Below is an outline of the Protagoras that should make things clearer even to those who have not read the dialogue. If you are really pressed for time, the most important sections are “Protagoras’ myth,” followed by “Protagoras’ logos,” and the Socratic concerns about virtue which precede Protagoras’ myth. This post is about 1400 words.
309a – 310a: Socrates encounters an unnamed companion. The companion seems to think there is something between Socrates and Alcibiades; Socrates does nothing to discourage this impression. The companion is an “enthusiast for Homer;” he did not know Protagoras was in town, which would mark him a bit less enthusiastic about sophistry than Hippocrates. Socrates relates to the companion his story of the events leading to and including the discussion with Protagoras. Socrates admits he has “just now come from seeing [Protagoras]” and he seems to have met this companion by chance: contrast with Socrates’ saying he “has something to do” (335c-d) and the “appointment” he is late for (361e). Socrates has nothing to do, but uses the first excuse (along with a threat to leave) to get control of the conversation from Protagoras. The second mention of “appointment” is more curious: does Socrates have something to report, i.e. did he learn something?
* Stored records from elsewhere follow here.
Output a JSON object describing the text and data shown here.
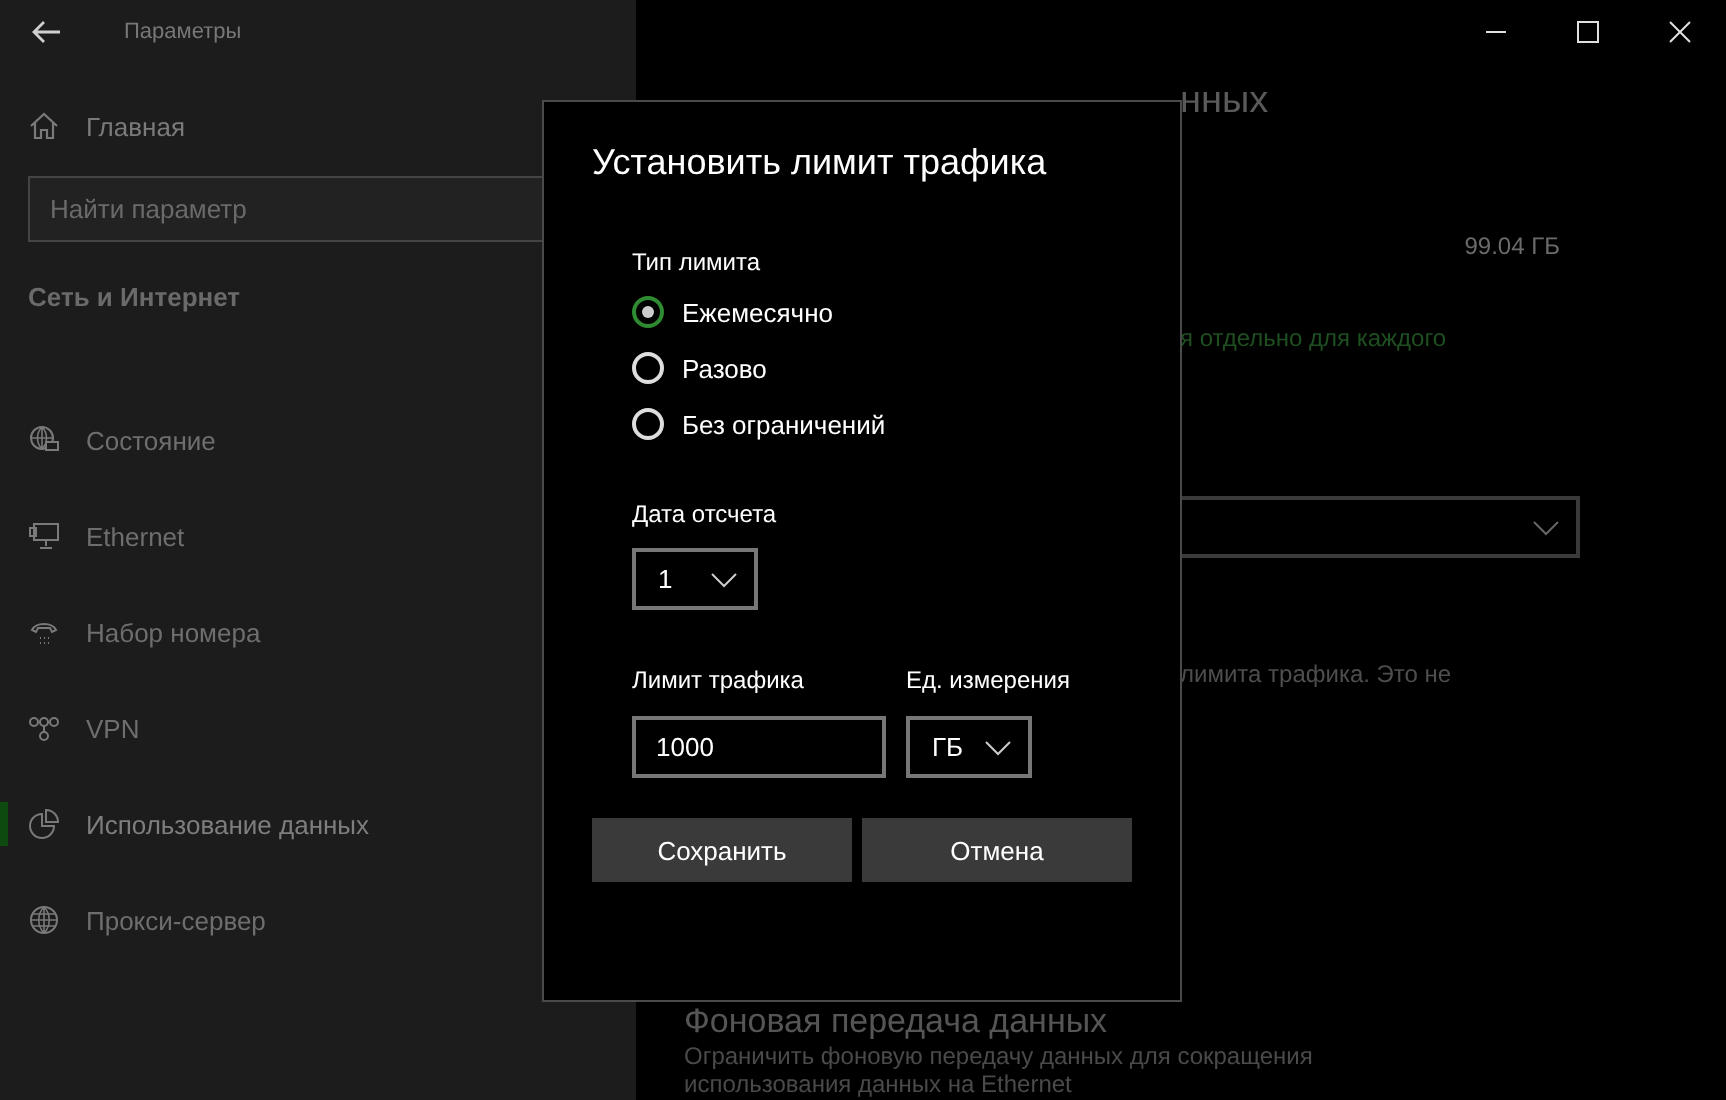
{
  "window": {
    "title": "Параметры"
  },
  "sidebar": {
    "home": "Главная",
    "search": {
      "placeholder": "Найти параметр"
    },
    "section": "Сеть и Интернет",
    "items": [
      {
        "label": "Состояние",
        "selected": false
      },
      {
        "label": "Ethernet",
        "selected": false
      },
      {
        "label": "Набор номера",
        "selected": false
      },
      {
        "label": "VPN",
        "selected": false
      },
      {
        "label": "Использование данных",
        "selected": true
      },
      {
        "label": "Прокси-сервер",
        "selected": false
      }
    ]
  },
  "content": {
    "heading": "нных",
    "usage": "99.04 ГБ",
    "link": "я отдельно для каждого",
    "note": "лимита трафика. Это не",
    "section_title": "Фоновая передача данных",
    "description": "Ограничить фоновую передачу данных для сокращения",
    "description_2": "использования данных на Ethernet"
  },
  "dialog": {
    "title": "Установить лимит трафика",
    "limit_type_label": "Тип лимита",
    "limit_types": [
      {
        "label": "Ежемесячно",
        "selected": true
      },
      {
        "label": "Разово",
        "selected": false
      },
      {
        "label": "Без ограничений",
        "selected": false
      }
    ],
    "reset_date_label": "Дата отсчета",
    "reset_date": "1",
    "limit_label": "Лимит трафика",
    "limit_value": "1000",
    "unit_label": "Ед. измерения",
    "unit": "ГБ",
    "buttons": [
      "Сохранить",
      "Отмена"
    ]
  }
}
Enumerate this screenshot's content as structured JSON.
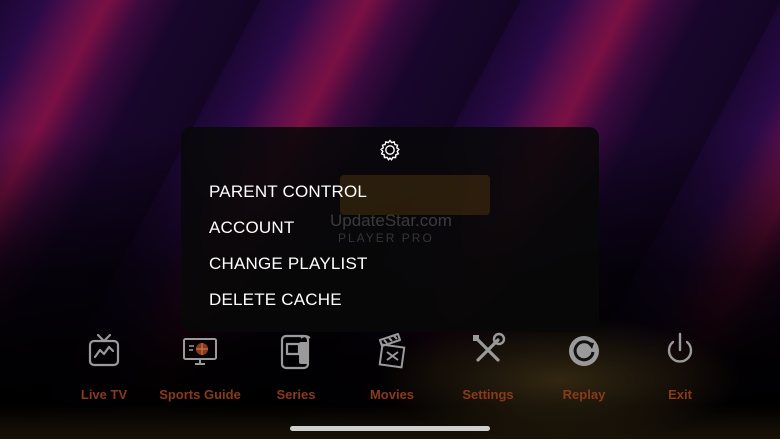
{
  "menu": {
    "icon": "gear-icon",
    "items": [
      {
        "label": "PARENT CONTROL"
      },
      {
        "label": "ACCOUNT"
      },
      {
        "label": "CHANGE PLAYLIST"
      },
      {
        "label": "DELETE CACHE"
      }
    ],
    "background_logo": {
      "text": "UpdateStar.com",
      "sub": "PLAYER PRO"
    }
  },
  "dock": {
    "items": [
      {
        "label": "Live TV",
        "icon": "tv-icon"
      },
      {
        "label": "Sports Guide",
        "icon": "sports-guide-icon"
      },
      {
        "label": "Series",
        "icon": "series-icon"
      },
      {
        "label": "Movies",
        "icon": "movies-icon"
      },
      {
        "label": "Settings",
        "icon": "settings-tools-icon"
      },
      {
        "label": "Replay",
        "icon": "replay-icon"
      },
      {
        "label": "Exit",
        "icon": "power-icon"
      }
    ]
  },
  "colors": {
    "background_dark": "#140524",
    "background_stripe": "#7a1044",
    "label_color": "#8a3a1c",
    "menu_text": "#ffffff",
    "icon_color": "#9a9a9a"
  }
}
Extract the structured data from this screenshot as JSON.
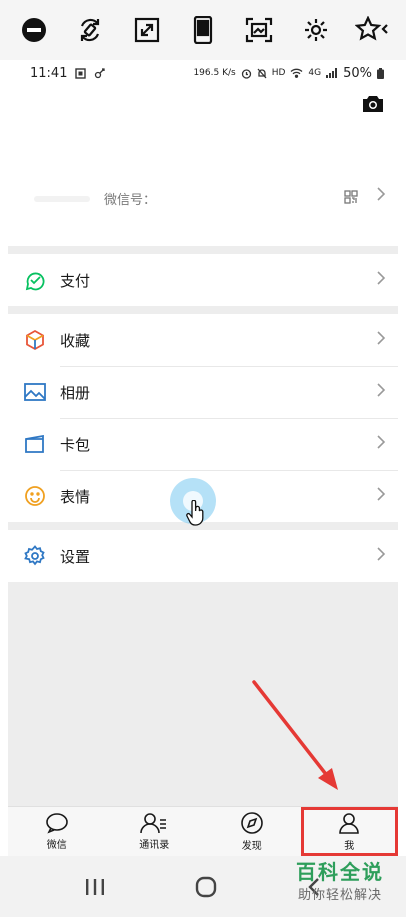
{
  "status_bar": {
    "time": "11:41",
    "net_speed": "196.5 K/s",
    "net": "HD",
    "signal": "4G",
    "battery": "50%"
  },
  "profile": {
    "wechat_id_label": "微信号："
  },
  "menu": {
    "pay": "支付",
    "favorites": "收藏",
    "album": "相册",
    "cards": "卡包",
    "stickers": "表情",
    "settings": "设置"
  },
  "tabs": [
    {
      "label": "微信"
    },
    {
      "label": "通讯录"
    },
    {
      "label": "发现"
    },
    {
      "label": "我"
    }
  ],
  "watermark": {
    "title": "百科全说",
    "subtitle": "助你轻松解决"
  },
  "colors": {
    "pay_green": "#07c160",
    "arrow_red": "#e53935",
    "icon_blue": "#2f78c4",
    "sticker_orange": "#f0a020"
  }
}
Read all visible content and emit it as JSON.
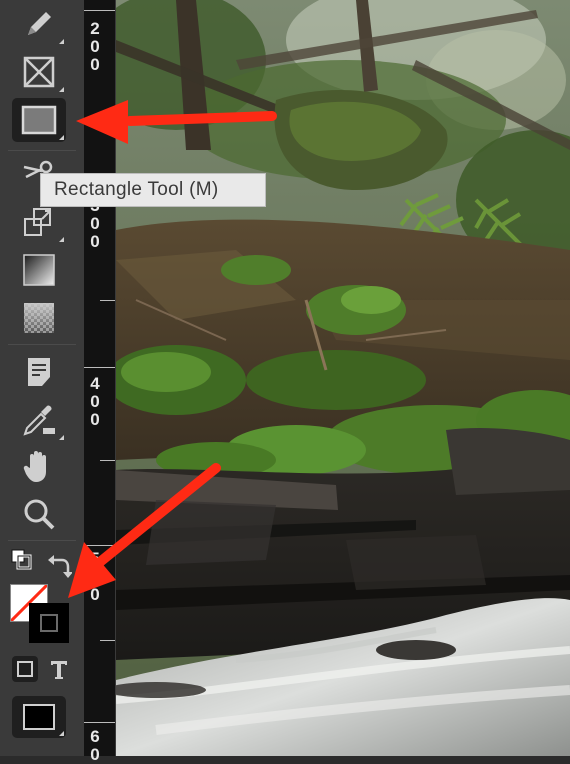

The encounter with Hippias, a sophist (see the Greater Hippias) does result in Socrates’ saying he learned something (Greater Hippias 304e).